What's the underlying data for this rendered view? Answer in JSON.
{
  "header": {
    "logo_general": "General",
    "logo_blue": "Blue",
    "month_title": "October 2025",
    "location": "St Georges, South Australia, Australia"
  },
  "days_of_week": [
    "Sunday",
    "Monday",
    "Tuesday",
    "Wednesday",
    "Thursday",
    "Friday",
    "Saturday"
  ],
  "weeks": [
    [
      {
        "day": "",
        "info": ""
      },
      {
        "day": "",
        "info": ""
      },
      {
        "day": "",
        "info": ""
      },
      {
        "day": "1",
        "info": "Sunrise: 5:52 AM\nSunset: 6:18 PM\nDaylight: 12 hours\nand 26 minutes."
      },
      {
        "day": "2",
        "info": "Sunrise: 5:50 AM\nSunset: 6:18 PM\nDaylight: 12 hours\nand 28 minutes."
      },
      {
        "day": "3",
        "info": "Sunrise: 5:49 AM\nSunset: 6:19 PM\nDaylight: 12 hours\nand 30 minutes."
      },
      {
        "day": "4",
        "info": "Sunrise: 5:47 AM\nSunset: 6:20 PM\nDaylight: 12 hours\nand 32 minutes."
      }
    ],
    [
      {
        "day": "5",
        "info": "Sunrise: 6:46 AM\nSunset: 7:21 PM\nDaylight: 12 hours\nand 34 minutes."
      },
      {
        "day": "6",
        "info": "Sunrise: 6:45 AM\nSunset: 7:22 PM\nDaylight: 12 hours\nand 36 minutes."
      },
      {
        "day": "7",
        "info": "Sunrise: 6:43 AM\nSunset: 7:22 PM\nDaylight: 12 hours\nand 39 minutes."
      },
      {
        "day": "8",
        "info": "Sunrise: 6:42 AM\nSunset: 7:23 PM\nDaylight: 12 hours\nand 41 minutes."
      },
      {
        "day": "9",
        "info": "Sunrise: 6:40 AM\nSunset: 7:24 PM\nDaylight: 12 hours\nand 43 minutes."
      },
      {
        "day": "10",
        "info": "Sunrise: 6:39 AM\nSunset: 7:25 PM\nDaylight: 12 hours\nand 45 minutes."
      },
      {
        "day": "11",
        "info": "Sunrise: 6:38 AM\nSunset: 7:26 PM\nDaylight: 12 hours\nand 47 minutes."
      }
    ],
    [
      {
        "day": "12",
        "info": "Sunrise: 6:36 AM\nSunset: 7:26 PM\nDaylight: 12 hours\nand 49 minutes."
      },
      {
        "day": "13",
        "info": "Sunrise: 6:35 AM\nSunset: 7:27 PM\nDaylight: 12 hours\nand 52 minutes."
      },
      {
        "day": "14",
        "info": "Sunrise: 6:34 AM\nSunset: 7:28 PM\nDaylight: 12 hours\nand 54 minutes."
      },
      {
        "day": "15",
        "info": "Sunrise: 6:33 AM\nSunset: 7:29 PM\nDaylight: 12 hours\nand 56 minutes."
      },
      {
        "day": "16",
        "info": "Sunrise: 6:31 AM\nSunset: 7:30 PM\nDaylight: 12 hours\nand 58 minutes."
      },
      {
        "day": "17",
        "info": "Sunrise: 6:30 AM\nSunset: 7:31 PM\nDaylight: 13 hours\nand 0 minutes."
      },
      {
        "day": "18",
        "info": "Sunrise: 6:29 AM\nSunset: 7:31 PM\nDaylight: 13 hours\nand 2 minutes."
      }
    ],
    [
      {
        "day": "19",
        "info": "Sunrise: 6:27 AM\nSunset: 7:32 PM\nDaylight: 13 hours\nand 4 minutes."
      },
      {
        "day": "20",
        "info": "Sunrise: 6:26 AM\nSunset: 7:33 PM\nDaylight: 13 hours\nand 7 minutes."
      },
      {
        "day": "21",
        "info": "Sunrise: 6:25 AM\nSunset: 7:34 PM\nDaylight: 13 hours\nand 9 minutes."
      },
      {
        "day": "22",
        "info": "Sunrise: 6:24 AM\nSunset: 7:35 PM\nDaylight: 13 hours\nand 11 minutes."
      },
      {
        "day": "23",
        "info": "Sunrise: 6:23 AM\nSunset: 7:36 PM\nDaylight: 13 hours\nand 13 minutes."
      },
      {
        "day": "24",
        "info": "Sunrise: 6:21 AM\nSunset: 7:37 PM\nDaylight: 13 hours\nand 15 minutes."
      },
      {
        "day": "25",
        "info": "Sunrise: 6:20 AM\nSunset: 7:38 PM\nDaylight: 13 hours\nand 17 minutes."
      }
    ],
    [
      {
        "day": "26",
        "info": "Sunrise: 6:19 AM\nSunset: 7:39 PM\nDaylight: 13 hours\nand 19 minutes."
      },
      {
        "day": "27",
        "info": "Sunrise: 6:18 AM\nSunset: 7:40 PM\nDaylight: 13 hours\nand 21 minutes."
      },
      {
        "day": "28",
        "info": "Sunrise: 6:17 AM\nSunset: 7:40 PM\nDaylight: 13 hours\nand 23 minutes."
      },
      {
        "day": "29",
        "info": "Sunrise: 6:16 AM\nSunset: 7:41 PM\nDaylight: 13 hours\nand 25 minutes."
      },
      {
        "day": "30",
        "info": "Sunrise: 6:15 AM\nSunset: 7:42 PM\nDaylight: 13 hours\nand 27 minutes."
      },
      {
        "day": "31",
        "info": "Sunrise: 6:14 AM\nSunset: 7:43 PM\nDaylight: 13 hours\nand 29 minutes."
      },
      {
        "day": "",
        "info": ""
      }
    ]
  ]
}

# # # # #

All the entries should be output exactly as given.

#### [Your solution]
What's the underlying data for this rendered view? Answer in JSON.
{
  "header": {
    "logo_general": "General",
    "logo_blue": "Blue",
    "month_title": "October 2025",
    "location": "St Georges, South Australia, Australia"
  },
  "days_of_week": [
    "Sunday",
    "Monday",
    "Tuesday",
    "Wednesday",
    "Thursday",
    "Friday",
    "Saturday"
  ],
  "weeks": [
    [
      {
        "day": "",
        "info": ""
      },
      {
        "day": "",
        "info": ""
      },
      {
        "day": "",
        "info": ""
      },
      {
        "day": "1",
        "info": "Sunrise: 5:52 AM\nSunset: 6:18 PM\nDaylight: 12 hours\nand 26 minutes."
      },
      {
        "day": "2",
        "info": "Sunrise: 5:50 AM\nSunset: 6:18 PM\nDaylight: 12 hours\nand 28 minutes."
      },
      {
        "day": "3",
        "info": "Sunrise: 5:49 AM\nSunset: 6:19 PM\nDaylight: 12 hours\nand 30 minutes."
      },
      {
        "day": "4",
        "info": "Sunrise: 5:47 AM\nSunset: 6:20 PM\nDaylight: 12 hours\nand 32 minutes."
      }
    ],
    [
      {
        "day": "5",
        "info": "Sunrise: 6:46 AM\nSunset: 7:21 PM\nDaylight: 12 hours\nand 34 minutes."
      },
      {
        "day": "6",
        "info": "Sunrise: 6:45 AM\nSunset: 7:22 PM\nDaylight: 12 hours\nand 36 minutes."
      },
      {
        "day": "7",
        "info": "Sunrise: 6:43 AM\nSunset: 7:22 PM\nDaylight: 12 hours\nand 39 minutes."
      },
      {
        "day": "8",
        "info": "Sunrise: 6:42 AM\nSunset: 7:23 PM\nDaylight: 12 hours\nand 41 minutes."
      },
      {
        "day": "9",
        "info": "Sunrise: 6:40 AM\nSunset: 7:24 PM\nDaylight: 12 hours\nand 43 minutes."
      },
      {
        "day": "10",
        "info": "Sunrise: 6:39 AM\nSunset: 7:25 PM\nDaylight: 12 hours\nand 45 minutes."
      },
      {
        "day": "11",
        "info": "Sunrise: 6:38 AM\nSunset: 7:26 PM\nDaylight: 12 hours\nand 47 minutes."
      }
    ],
    [
      {
        "day": "12",
        "info": "Sunrise: 6:36 AM\nSunset: 7:26 PM\nDaylight: 12 hours\nand 49 minutes."
      },
      {
        "day": "13",
        "info": "Sunrise: 6:35 AM\nSunset: 7:27 PM\nDaylight: 12 hours\nand 52 minutes."
      },
      {
        "day": "14",
        "info": "Sunrise: 6:34 AM\nSunset: 7:28 PM\nDaylight: 12 hours\nand 54 minutes."
      },
      {
        "day": "15",
        "info": "Sunrise: 6:33 AM\nSunset: 7:29 PM\nDaylight: 12 hours\nand 56 minutes."
      },
      {
        "day": "16",
        "info": "Sunrise: 6:31 AM\nSunset: 7:30 PM\nDaylight: 12 hours\nand 58 minutes."
      },
      {
        "day": "17",
        "info": "Sunrise: 6:30 AM\nSunset: 7:31 PM\nDaylight: 13 hours\nand 0 minutes."
      },
      {
        "day": "18",
        "info": "Sunrise: 6:29 AM\nSunset: 7:31 PM\nDaylight: 13 hours\nand 2 minutes."
      }
    ],
    [
      {
        "day": "19",
        "info": "Sunrise: 6:27 AM\nSunset: 7:32 PM\nDaylight: 13 hours\nand 4 minutes."
      },
      {
        "day": "20",
        "info": "Sunrise: 6:26 AM\nSunset: 7:33 PM\nDaylight: 13 hours\nand 7 minutes."
      },
      {
        "day": "21",
        "info": "Sunrise: 6:25 AM\nSunset: 7:34 PM\nDaylight: 13 hours\nand 9 minutes."
      },
      {
        "day": "22",
        "info": "Sunrise: 6:24 AM\nSunset: 7:35 PM\nDaylight: 13 hours\nand 11 minutes."
      },
      {
        "day": "23",
        "info": "Sunrise: 6:23 AM\nSunset: 7:36 PM\nDaylight: 13 hours\nand 13 minutes."
      },
      {
        "day": "24",
        "info": "Sunrise: 6:21 AM\nSunset: 7:37 PM\nDaylight: 13 hours\nand 15 minutes."
      },
      {
        "day": "25",
        "info": "Sunrise: 6:20 AM\nSunset: 7:38 PM\nDaylight: 13 hours\nand 17 minutes."
      }
    ],
    [
      {
        "day": "26",
        "info": "Sunrise: 6:19 AM\nSunset: 7:39 PM\nDaylight: 13 hours\nand 19 minutes."
      },
      {
        "day": "27",
        "info": "Sunrise: 6:18 AM\nSunset: 7:40 PM\nDaylight: 13 hours\nand 21 minutes."
      },
      {
        "day": "28",
        "info": "Sunrise: 6:17 AM\nSunset: 7:40 PM\nDaylight: 13 hours\nand 23 minutes."
      },
      {
        "day": "29",
        "info": "Sunrise: 6:16 AM\nSunset: 7:41 PM\nDaylight: 13 hours\nand 25 minutes."
      },
      {
        "day": "30",
        "info": "Sunrise: 6:15 AM\nSunset: 7:42 PM\nDaylight: 13 hours\nand 27 minutes."
      },
      {
        "day": "31",
        "info": "Sunrise: 6:14 AM\nSunset: 7:43 PM\nDaylight: 13 hours\nand 29 minutes."
      },
      {
        "day": "",
        "info": ""
      }
    ]
  ]
}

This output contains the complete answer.